the public on weekends.
proposed development strategy provides a number of improvements for
the Gardens Point Area. It serves to:
- maximise potential use of the entire area by
Brisbane people and the students and staff of QIT and the Conservatorium
- recognise, retain and appropriately treat the
historic elements of the Gardens and related buildings, including Parliament
House and Old Government House
- emphasize the natural and man-made features
and attractions of the peninsula and nearby riverbank
- provide a variety of facilities and venues
for activities, accessible to all age groups and sections of the community,
including weekend parking, and also an increase in the area of Gardens
land for public use
- retain the traditional function of the peninsula
as a green foreground to the city centre for views from the south, east
and west and present an aesthetic river aspect of QIT, which fronts
a major city gateway and the cultural South Bank
- improve access to Gardens Point by public and
private transport and clearly identify separate institutions and areas
of use, and
- accommodate QIT growth beyond the year 2000
in a way which is compatible with its setting.
Dr RD. Gibson,
Director, QIT (Chairman)
Ms C. Bull, Senior Lecturer, Department of Planning and Landscape Architecture,
Mr P. Heywood, Head, Department of Planning and Landscape Architecture,
Mr C.F.Sharp, Manager, Department of Health and Community Services, BCC

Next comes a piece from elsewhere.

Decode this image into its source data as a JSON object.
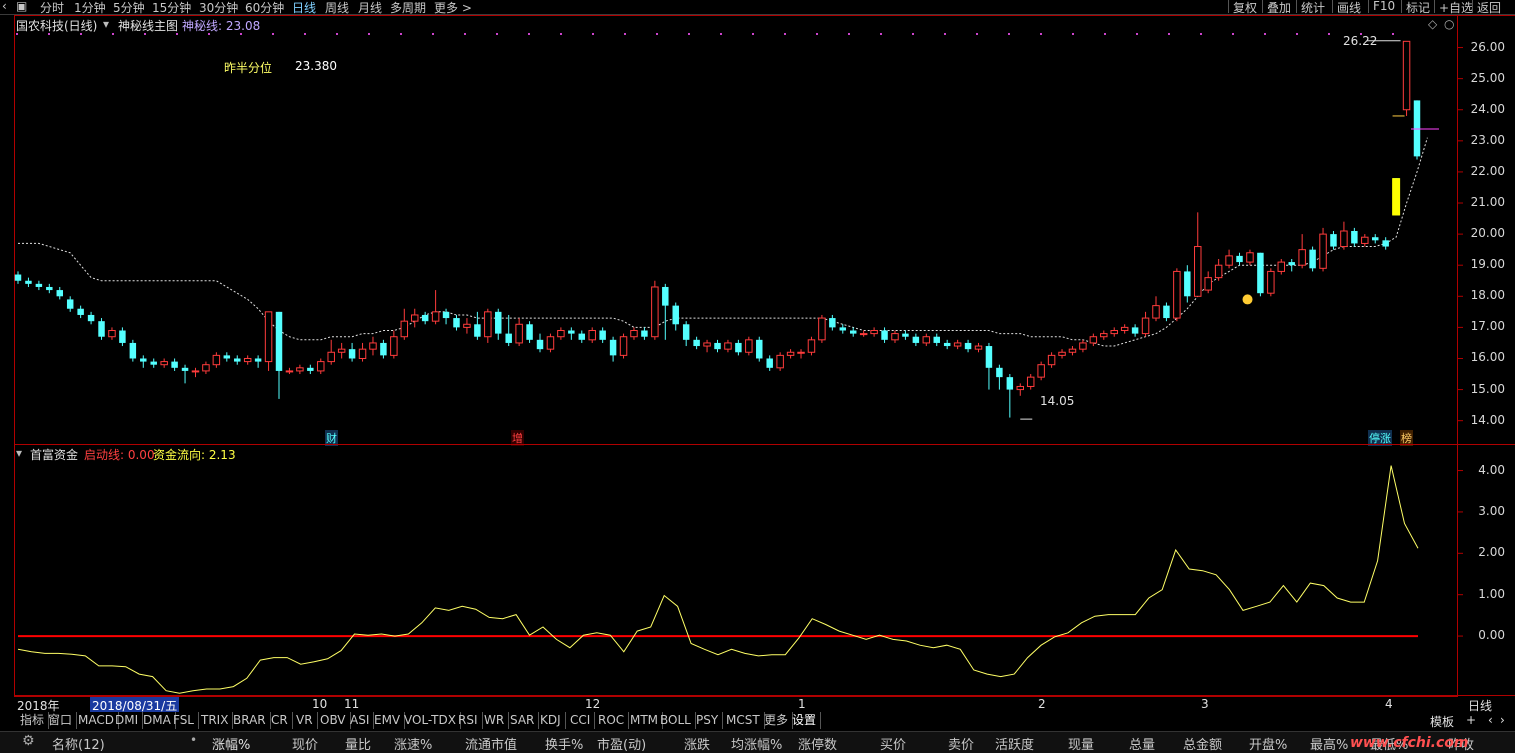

Mr J. Wood, Director, Property Management, BCC
Ms C. Bull, Senior Lecturer, Department of Planning and Landscape Architecture,
QIT (Project Co-ordinator)
Mr J. Bedford, Research Assistant, Department of Planning and Landscape
Project work by post-graduate students of QIT also contributed to the
entire content and results of this study are now held at the Library
of the Queensland Institute of Technology and are available for public
reference. They include physical condition surveys, user and resident
surveys, reports, references, data and background drawings used in the
preparation of the report.
collected in the multi-disciplinary study provided a basis for the planning
and design stage carried out under the direction of Ms Catherin Bull*
in the Department of Planning and Landscape Architecture at QIT, which
resulted in the development proposal.
*Catherin Bull was a senior lecturer
in the Department of Planning and Landscape Architecture at QIT.
has been a consultant for major developments in Sydney, Melbourne and
South East Asia.